1. What’s protected by copyright and what isn’t?
The U.S. Copyright Office says that copyright “protects original works of authorship including literary, dramatic, musical, and artistic works, such as poetry, novels, movies, songs, computer software, and architecture.”
Copyright does not protect “facts, ideas, systems, or methods of operation,” although it may protect the way these things are expressed. The fact that the war in 1812 started in 1812 is not copyrighted, but a specific article or paper analyzing the war could be.
Anything published, recorded or filmed prior to 1923 is no longer covered by its original copyright.
2. What does someone have to do to protect a work with copyright?
Create something. Original works are protected by copyright automatically, once they are created and put in tangible form. You don’t need to register them with the U.S. Copyright Office, but you can if you want a public record of your ownership of the copyright to exist. A copyright mark © is not required.
3. What is ‘Fair Use’ and how does it protect the right to use certain copyrighted material?
In an educational setting, “Fair Use” often permits students or educators to use portions of someone else’s copyrighted work without getting permission. For example, if you were to use a copyrighted image in a student project, that would be OK but if you posted it to a public website, it might not be OK. Ethics, courtesy and academic integrity and policies may further impact what you can use and your responsibility to credit your source.

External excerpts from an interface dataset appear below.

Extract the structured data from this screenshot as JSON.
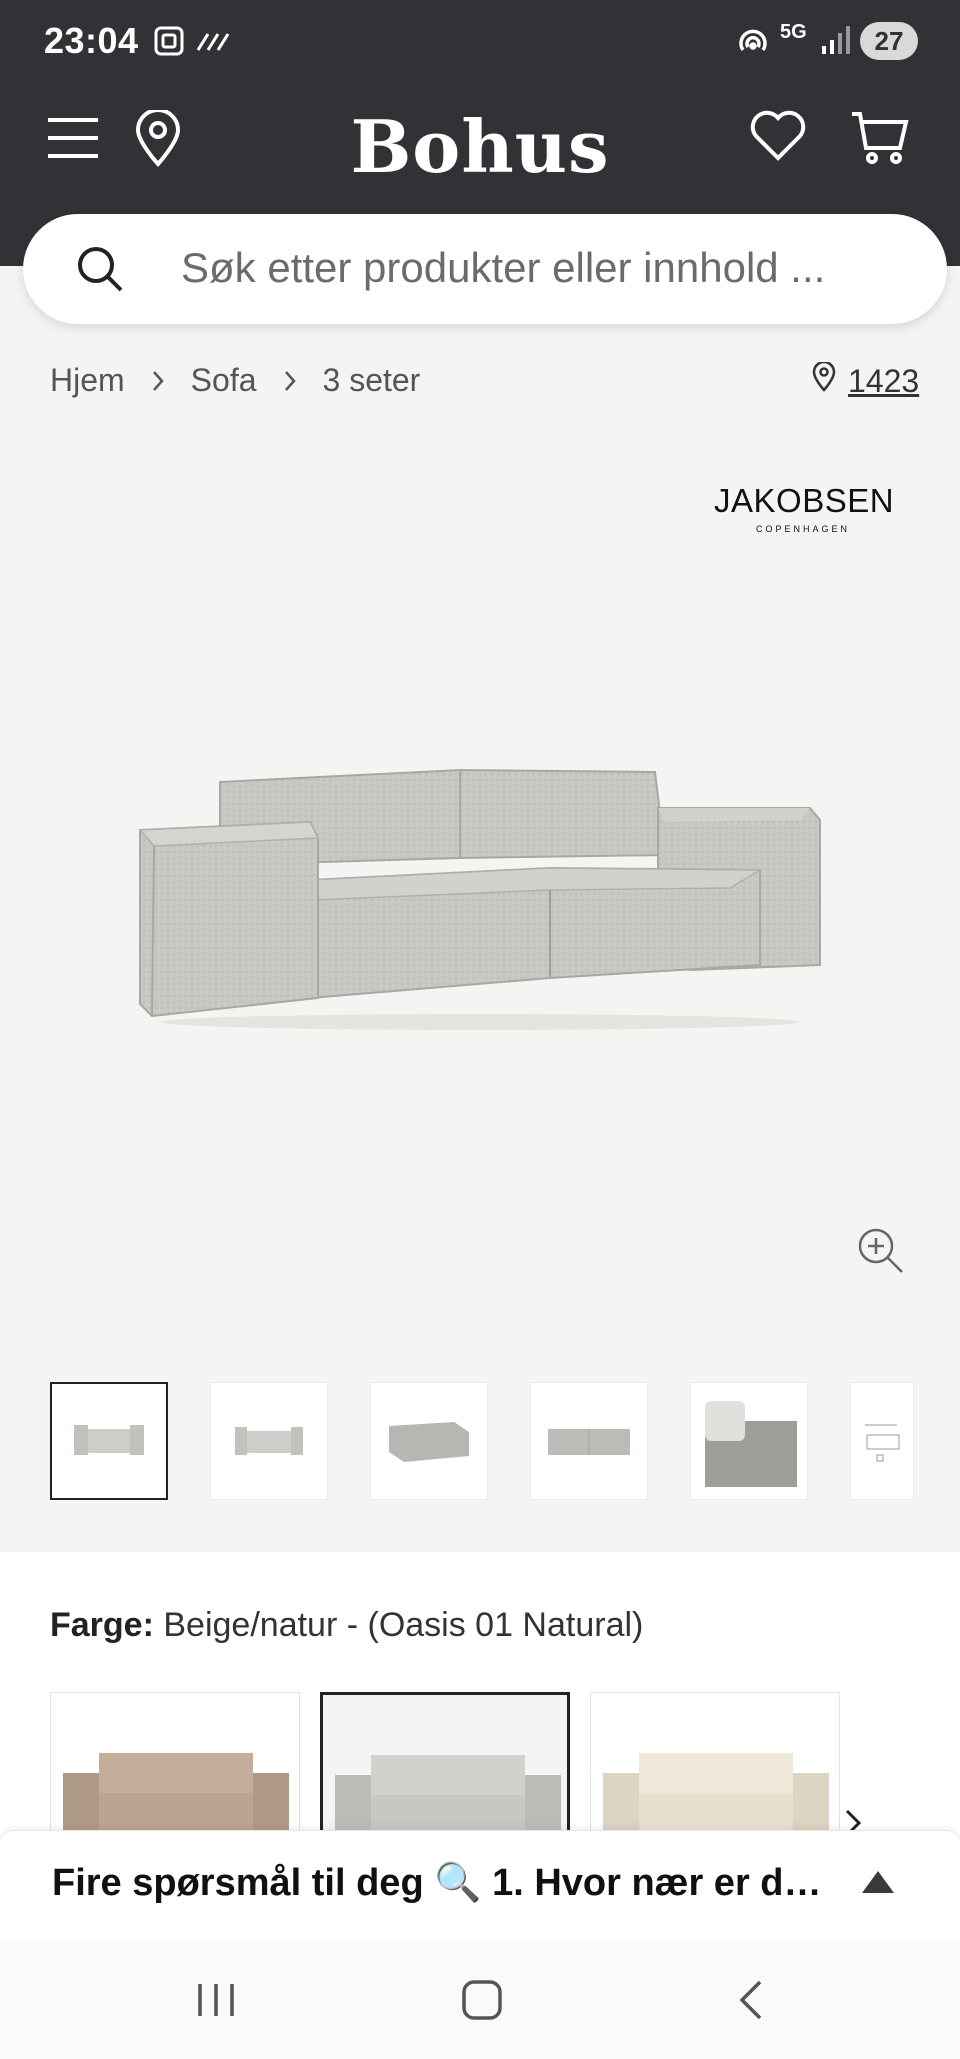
{
  "status": {
    "time": "23:04",
    "network": "5G",
    "battery": "27",
    "icons": [
      "screenshot-icon",
      "data-activity-icon",
      "hotspot-icon",
      "signal-icon"
    ]
  },
  "header": {
    "logo": "Bohus",
    "icons": [
      "menu-icon",
      "location-pin-icon",
      "heart-icon",
      "cart-icon"
    ]
  },
  "search": {
    "placeholder": "Søk etter produkter eller innhold ..."
  },
  "breadcrumb": {
    "items": [
      "Hjem",
      "Sofa",
      "3 seter"
    ]
  },
  "store": {
    "number": "1423"
  },
  "product": {
    "brand": "JAKOBSEN",
    "brand_sub": "COPENHAGEN",
    "thumbnail_count": 6
  },
  "color": {
    "label": "Farge:",
    "value": "Beige/natur - (Oasis 01 Natural)",
    "swatches": [
      {
        "color": "#b9a592"
      },
      {
        "color": "#c9c7c4"
      },
      {
        "color": "#e8e0cf"
      }
    ]
  },
  "chat": {
    "text": "Fire spørsmål til deg 🔍 1. Hvor nær er du ..."
  },
  "colors": {
    "header_bg": "#323236",
    "page_bg": "#f5f4f2"
  }
}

4. Are there copyright-free resources that students and educators can use?
Yes, there are many sources of images, videos, audio recordings and even text that can be used by nearly anyone. Instead of a traditional copyright, some material is covered by a Creative Commons license that grants users permission to use that material. Be sure to pay attention to the terms associated with a particular piece of content that dictate whether it can be modified, used in a commercial setting or attribution is required. You can find sources for Creative Commons and other available material at ConnectSafely.org/copyright.
5. What should students know about copyright?
Students should know that copyrights may, in some cases, restrict how they can use material that others have created. They should also know that copyright can also protect their own creations. Any discussion of copyright should be in the context of creativity, academic integrity and fairness. Students should understand when copyright may not apply as well as alternatives to copyright such as Creative Commons. Students should also understand how fair use does and does not apply.